╭─ SOURCE MATERIAL

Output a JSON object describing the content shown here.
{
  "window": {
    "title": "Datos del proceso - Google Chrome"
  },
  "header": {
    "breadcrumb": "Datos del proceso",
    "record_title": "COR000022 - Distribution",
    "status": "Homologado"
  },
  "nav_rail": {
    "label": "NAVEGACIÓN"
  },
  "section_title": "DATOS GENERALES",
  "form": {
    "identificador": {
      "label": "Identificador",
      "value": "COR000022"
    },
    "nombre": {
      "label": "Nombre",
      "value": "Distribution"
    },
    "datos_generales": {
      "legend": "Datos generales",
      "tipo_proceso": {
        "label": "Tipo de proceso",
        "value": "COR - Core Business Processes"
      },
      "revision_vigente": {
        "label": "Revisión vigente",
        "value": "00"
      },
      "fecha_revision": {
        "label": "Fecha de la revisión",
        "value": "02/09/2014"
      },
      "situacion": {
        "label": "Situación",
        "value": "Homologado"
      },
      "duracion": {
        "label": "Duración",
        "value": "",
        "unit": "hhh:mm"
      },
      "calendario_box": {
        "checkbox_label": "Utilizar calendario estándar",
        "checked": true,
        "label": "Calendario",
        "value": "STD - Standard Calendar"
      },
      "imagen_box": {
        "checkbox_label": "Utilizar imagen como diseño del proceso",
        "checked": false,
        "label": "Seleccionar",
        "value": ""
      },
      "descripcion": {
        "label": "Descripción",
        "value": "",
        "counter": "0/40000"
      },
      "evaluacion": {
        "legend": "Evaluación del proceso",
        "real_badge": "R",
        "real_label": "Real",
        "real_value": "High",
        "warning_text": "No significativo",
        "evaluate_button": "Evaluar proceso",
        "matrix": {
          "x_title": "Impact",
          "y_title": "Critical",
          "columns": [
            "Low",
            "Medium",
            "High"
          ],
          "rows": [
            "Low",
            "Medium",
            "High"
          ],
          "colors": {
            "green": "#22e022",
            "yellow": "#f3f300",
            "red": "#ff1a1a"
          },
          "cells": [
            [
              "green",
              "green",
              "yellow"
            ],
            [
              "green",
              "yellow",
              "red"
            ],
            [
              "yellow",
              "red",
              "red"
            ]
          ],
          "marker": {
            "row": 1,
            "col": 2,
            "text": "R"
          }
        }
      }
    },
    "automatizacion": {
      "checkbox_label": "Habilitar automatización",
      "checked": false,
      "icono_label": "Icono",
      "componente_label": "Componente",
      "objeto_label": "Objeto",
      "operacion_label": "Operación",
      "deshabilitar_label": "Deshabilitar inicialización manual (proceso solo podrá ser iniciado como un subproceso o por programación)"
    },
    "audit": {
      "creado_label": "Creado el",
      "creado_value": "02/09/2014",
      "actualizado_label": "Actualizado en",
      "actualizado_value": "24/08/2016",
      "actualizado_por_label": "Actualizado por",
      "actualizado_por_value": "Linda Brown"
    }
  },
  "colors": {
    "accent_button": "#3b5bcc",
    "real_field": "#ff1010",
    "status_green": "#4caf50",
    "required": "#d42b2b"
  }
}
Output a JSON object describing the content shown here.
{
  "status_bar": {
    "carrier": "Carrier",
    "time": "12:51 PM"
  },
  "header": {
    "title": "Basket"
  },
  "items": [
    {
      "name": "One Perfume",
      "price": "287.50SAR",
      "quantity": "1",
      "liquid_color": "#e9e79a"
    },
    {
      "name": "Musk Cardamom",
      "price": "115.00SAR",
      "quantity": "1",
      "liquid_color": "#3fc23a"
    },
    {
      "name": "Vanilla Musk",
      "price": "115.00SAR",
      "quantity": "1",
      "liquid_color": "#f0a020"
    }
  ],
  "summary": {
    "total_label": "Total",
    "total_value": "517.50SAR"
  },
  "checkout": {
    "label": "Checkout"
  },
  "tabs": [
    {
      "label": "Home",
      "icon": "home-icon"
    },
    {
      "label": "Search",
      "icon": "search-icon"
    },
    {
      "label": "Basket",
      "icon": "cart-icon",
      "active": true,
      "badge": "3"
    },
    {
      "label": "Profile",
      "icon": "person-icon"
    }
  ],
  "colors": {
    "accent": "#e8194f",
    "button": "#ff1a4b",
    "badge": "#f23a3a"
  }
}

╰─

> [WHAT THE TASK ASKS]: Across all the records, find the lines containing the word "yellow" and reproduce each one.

> [OUTPUT]:
            "yellow": "#f3f300",
              "yellow"
              "yellow",
              "yellow",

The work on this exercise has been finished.